[[ STORED DATA, beginning ]]

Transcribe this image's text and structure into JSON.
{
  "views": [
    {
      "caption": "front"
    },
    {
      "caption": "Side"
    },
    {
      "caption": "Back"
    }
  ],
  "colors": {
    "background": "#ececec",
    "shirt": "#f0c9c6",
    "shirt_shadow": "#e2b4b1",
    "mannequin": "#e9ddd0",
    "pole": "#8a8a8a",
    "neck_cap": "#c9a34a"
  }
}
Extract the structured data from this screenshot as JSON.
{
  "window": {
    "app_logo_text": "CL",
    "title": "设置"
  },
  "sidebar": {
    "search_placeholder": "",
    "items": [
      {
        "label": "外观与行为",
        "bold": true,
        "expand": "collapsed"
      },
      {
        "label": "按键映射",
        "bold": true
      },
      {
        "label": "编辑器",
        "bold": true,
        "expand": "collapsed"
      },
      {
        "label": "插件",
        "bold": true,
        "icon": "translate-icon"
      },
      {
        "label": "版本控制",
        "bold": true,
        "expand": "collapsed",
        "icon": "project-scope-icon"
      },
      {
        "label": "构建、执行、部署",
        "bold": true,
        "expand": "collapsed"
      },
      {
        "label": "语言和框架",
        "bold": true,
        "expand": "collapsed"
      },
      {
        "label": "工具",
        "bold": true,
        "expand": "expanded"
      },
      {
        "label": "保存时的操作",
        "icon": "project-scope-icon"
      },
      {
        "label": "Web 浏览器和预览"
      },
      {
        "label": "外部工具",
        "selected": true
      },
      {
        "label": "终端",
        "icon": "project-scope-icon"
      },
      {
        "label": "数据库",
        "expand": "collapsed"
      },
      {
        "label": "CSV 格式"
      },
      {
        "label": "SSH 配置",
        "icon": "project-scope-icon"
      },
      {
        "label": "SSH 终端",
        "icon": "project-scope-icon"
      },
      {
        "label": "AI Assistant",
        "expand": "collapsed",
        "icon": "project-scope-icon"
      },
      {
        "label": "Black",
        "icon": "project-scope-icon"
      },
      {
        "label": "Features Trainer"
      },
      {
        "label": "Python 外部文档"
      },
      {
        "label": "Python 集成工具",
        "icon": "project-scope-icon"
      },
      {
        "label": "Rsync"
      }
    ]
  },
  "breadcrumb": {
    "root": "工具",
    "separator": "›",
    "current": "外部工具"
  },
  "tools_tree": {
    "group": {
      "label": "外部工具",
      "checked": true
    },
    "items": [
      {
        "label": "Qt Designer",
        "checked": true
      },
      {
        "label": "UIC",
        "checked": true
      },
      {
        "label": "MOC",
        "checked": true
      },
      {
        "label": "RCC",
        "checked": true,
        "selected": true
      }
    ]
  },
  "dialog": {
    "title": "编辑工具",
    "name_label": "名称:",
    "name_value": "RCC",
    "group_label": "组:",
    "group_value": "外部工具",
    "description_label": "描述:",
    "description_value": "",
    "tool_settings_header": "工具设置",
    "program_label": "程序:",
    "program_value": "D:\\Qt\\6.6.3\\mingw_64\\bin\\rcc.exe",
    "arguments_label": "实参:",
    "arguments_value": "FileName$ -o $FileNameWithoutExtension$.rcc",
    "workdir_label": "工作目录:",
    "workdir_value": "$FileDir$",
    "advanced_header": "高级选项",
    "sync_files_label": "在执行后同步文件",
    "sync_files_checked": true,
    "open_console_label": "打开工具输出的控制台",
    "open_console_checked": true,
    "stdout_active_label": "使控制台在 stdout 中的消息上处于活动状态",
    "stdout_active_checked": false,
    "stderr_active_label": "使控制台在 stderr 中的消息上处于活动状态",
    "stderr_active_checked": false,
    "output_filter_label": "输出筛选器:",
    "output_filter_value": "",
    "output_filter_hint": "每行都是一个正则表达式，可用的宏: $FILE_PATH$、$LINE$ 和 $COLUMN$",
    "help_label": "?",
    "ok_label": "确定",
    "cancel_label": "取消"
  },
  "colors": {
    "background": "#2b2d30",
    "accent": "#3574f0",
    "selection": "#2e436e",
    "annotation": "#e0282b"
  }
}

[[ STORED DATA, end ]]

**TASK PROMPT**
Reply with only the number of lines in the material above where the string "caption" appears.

**SOLVED EXERCISE**
3